This post shares a recipe and a journey. Probably more journey than recipe.
First, you need to know my dear friend Nicki. At first glance, Nicki appears funny, gorgeous, and smart. But, beware. She’s also a covert, food-challenging instigator of kitchen madness. It’s important to know that up front, as her covert ways sent me spiraling into a pea perfection obsession.
You are now ready for the dramatic story of AMAZEBALLS and proof that three times is a charm.
It all started at a monthly board meeting. I arrived early. I should have known then, something in the universe was off. Notwithstanding the unusual timeliness of my arrival, I sat across from Nicki who was happily munching away on perfect, crunchy, little, green, balls. ”Hey Alison! Try these!” So, I did. It was like a ball-shaped potato chip – salty and crunchy. ”They’re roasted green peas with salt, I got ‘em at Cook’s Fresh Market.”
Seemed innocent enough.
Then she said …WAIT FOR IT… “You should put these on your blog.”
Sold. It seemed easy enough. I thought, “I’ll just pop online, grab a recipe, and figure this out. Done and done. Good idea! I love a ‘challenge’ “.
Six pounds of peas, $10, 4 hours of oven time, and 3 weeks was all it took to lick this “easy” challenge.
I know what you are thinking: how hard can it be? Just shut it. Google it yourself. What will you find? Many many recipes for various varieties of roasted peas complete with VASTLY different preparations that do not relate to one another. Sooo helpful. Not.
It wasn’t long before my pea dilemma carried over to my work and personal life. Whilst whining about my “pea problem” to a friend, he suggested I use a “steam oven”. A what?? That’s the only suggestion you have? Even if I knew what that was, how would I gain access to a special oven? Nope. I refused to believe this snack could be that complicated.
Even my own mother told me to “give it up”. Sounded like another challenge to me. So naturally, I bought another bag of peas. All I could think was, “I’m gonna conquer those peas and then I’m going to rant about it. I don’t care how many peas get burned. This is happening.” Even my supportive Andy asked that I continue my journey in my own kitchen (translation: my house smells like burnt peas, please take the crazy elsewhere).

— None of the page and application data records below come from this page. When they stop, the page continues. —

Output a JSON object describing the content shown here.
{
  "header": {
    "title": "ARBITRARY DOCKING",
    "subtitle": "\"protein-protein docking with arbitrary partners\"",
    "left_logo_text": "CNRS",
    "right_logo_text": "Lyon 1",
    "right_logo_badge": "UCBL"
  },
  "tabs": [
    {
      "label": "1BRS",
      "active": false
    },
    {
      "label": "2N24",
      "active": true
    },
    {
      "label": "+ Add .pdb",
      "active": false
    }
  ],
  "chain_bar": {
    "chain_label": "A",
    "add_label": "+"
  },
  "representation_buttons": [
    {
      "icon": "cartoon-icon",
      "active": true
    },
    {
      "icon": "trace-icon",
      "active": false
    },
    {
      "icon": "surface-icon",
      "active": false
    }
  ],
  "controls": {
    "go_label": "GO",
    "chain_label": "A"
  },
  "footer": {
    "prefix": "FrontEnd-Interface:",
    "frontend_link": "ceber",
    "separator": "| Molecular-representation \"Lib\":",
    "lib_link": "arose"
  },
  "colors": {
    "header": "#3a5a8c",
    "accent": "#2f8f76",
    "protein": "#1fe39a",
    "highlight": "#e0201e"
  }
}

To all of the naysayers and “the challenger”, I say to you – the peas that eluded me for weeks are now mine. They may not be pretty and green like the ones from the market (which is kind of shady, to be honest**), but they are crunchy and delicious. AND, my work audience loved them; so, you know they are good.
To the first two rounds of pea-martyrs: thank you for sacrificing your little green selves so that I could achieve the AMAZEBALLS (also known as round three).
**Let it be known that I have big plans to interview the market that makes these in-house. Everything I’ve read states that as you roast the peas, they will turn brown. Are you or are you not seeing green – perfectly green – peas in the photo above? That’s what I thought. I will investigate and report back.
In the meantime…
Behold! The how-to guide for roasting green peas. I roasted them with salt. But really, you can use any spice. Once I get a little distance from this project and/or the memory of this journey dims, I intend to experiment with garlic salt, chili powder, and paprika. Also (I am guessing) you can probably roast shelled edamame using this recipe. I haven’t tried it. Feel free to do so at your own risk (but, don’t consider it a challenge).
What you need:
- a bag of frozen peas, thawed overnight in the fridge.
- 1.5 tbsp of olive oil
- 1 tbsp of kosher or other coarse grain salt
(As previously mentioned, feel free to experiment with spices here and definitely add more salt to taste)
1. Place one of the racks in your oven just one above the middle rung.
2. Pre-heat the oven to 375 degrees.
3. In a bowl, combine the peas, oil and salt.
4. Spread the pea mixture in a single layer on a cookie sheet. Use the back of a spoon or your hand to pat them down.
5. Place the baking sheet in the preheated oven for 20-30 minutes. You’ve got to watch the peas. Every oven is different and these guys can start burning in a flash. I also recommended removing the baking sheet every ten minutes to give it a little shake – keeps the peas from sticking too much.
6. Once the peas start to brown and are hard to the touch (using something other than your finger – hello, HOT!) set them aside to cool for about 10 minutes.
7. After 10 minutes transfer the peas carefully to a paper towel to soak up any excess oil and to complete the cooling process.
8. Once cool, taste them and add additional salt if desired.